We did something big this month – as in 19,341 feet Mount Kilimanjaro big. It’s hard to top that! (Pun intended.) I use the word “we” loosely. My husband, Bill Koehne, climbed Mount Kilimanjaro while I remained in Abrams at a ridiculously low elevation of 696 feet. I may not have spent eight days climbing a mountain, but I was there in spirit. You see, Bill carried my mini-me Wonder Writer action figure to the summit to remind him of my support and to snap some rare photos of Wonder Writer soaring above the clouds.
Do you have what it takes to climb Kilimanjaro?
For those who don’t live with a mountain climbing fanatic like I do, let me tell you a little about the amazing feat Bill achieved. On July 6, Bill departed O’Hare Airport and on July 7, arrived at Kilimanjaro International Airport 8,000 miles away. Mount Kilimanjaro actually is a dormant volcano and has three volcanic cones. Located in Tanzania in eastern Africa, Kilimanjaro is the highest mountain in Africa. It’s higher than any mountain peak in the U.S. with the exception of Mount McKinley in Alaska. Although Mount Kilimanjaro isn’t a steep climb, summiting the mountain is extremely difficult. Here are a few reasons:
Acclimate to the high altitude
Bill’s group of seven climbed four days before spending two nights at 14,117 feet to let their bodies adjust to the elevation. The next day, they hiked to high camp, called the School Hut, at 15,518 feet to prepare for the summit the following day. One night, Bill’s blood oxygen level fell to 81 percent, which was a concern because levels under 80 end a hiker’s climb. Fortunately, Bill rebounded to an acceptable 93% the following day.
Endure cold, windy sections of the trail
For someone like Bill who detests Wisconsin winters, tenting in 15-degree temps is really uncomfortable. When you add in the rain and the wind, the mountain becomes even more inhospitable. With a sleeping bag liner and hand warmers tucked inside his mummy-shaped sleeping bag, he made the best of it.
Undergo an arduous summit day
The group started the day at 3am and ended the day 11 hours, 20 minutes later. First, they climbed to Gilman’s Point to see extraordinary views from the crater rim at 18,640 feet. After two more hours of hiking, they reached the summit of Uhura Peak at 19,341 feet. You’d never guess what Bill carried to the summit. Because the porters carried his pack, he carried something belonging to his mountain climbing guide – a ukulele in its case. Why a ukulele? His guide Ricardo, a musician, wanted to record a song on at the mountain top. Unbelievable!
Make it home safe and sound

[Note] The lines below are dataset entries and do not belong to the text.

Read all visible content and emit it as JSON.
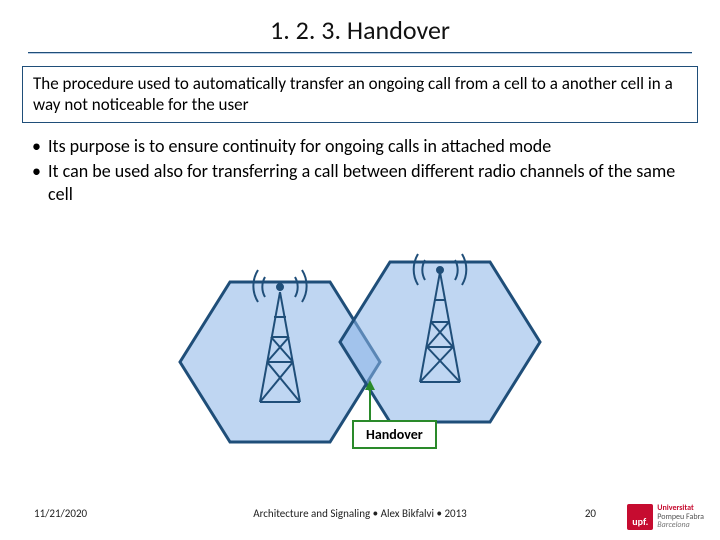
{
  "title": "1. 2. 3. Handover",
  "definition": "The procedure used to automatically transfer an ongoing call from a cell to a another cell in a way not noticeable for the user",
  "bullets": [
    "Its purpose is to ensure continuity for ongoing calls in attached mode",
    "It can be used also for transferring a call between different radio channels of the same cell"
  ],
  "diagram_label": "Handover",
  "footer": {
    "date": "11/21/2020",
    "center": "Architecture and Signaling • Alex Bikfalvi • 2013",
    "page": "20"
  },
  "logo": {
    "abbrev": "upf.",
    "line1": "Universitat",
    "line2": "Pompeu Fabra",
    "line3": "Barcelona"
  }
}
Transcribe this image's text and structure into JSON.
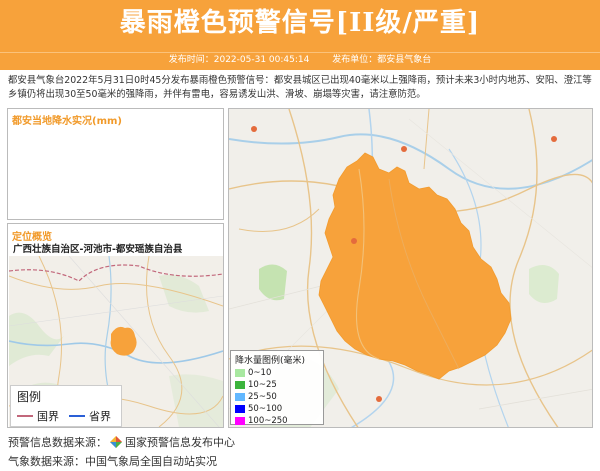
{
  "header": {
    "title": "暴雨橙色预警信号[II级/严重]",
    "publish_time_label": "发布时间：2022-05-31 00:45:14",
    "publisher_label": "发布单位：都安县气象台"
  },
  "description": "都安县气象台2022年5月31日0时45分发布暴雨橙色预警信号：都安县城区已出现40毫米以上强降雨，预计未来3小时内地苏、安阳、澄江等乡镇仍将出现30至50毫米的强降雨，并伴有雷电，容易诱发山洪、滑坡、崩塌等灾害，请注意防范。",
  "rain_panel": {
    "title": "都安当地降水实况(mm)"
  },
  "locate_panel": {
    "title": "定位概览",
    "region": "广西壮族自治区-河池市-都安瑶族自治县"
  },
  "map_legend": {
    "title": "图例",
    "items": [
      {
        "label": "国界",
        "color": "#c2677b"
      },
      {
        "label": "省界",
        "color": "#2a5fd6"
      }
    ]
  },
  "rain_legend": {
    "title": "降水量图例(毫米)",
    "items": [
      {
        "label": "0~10",
        "color": "#a8e8a0"
      },
      {
        "label": "10~25",
        "color": "#3cb43c"
      },
      {
        "label": "25~50",
        "color": "#62b8ff"
      },
      {
        "label": "50~100",
        "color": "#0000ff"
      },
      {
        "label": "100~250",
        "color": "#ff00ff"
      }
    ]
  },
  "footer": {
    "warning_source_label": "预警信息数据来源：",
    "warning_source_name": "国家预警信息发布中心",
    "weather_source": "气象数据来源：中国气象局全国自动站实况"
  },
  "colors": {
    "accent": "#f7a23b",
    "warning_area": "#f7a23b"
  }
}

Bill returned home on July 17 after this trip of a lifetime. Wonder Writer made it home, too, with a little volcanic dust on her costume but otherwise in good shape.
Check Mt Kilimanjaro off the bucket list
Bill has had some incredible experiences hiking and climbing in Hawaii, Colorado, France, and Spain. In July 2022, he added Mount Kilimanjaro to his list of accomplishments. I’m amazed by each one! Now when Bill tells me he wants to climb something or hike something, I take him seriously. How does he do it? He tells me it’s as simple as putting one foot in front of the other.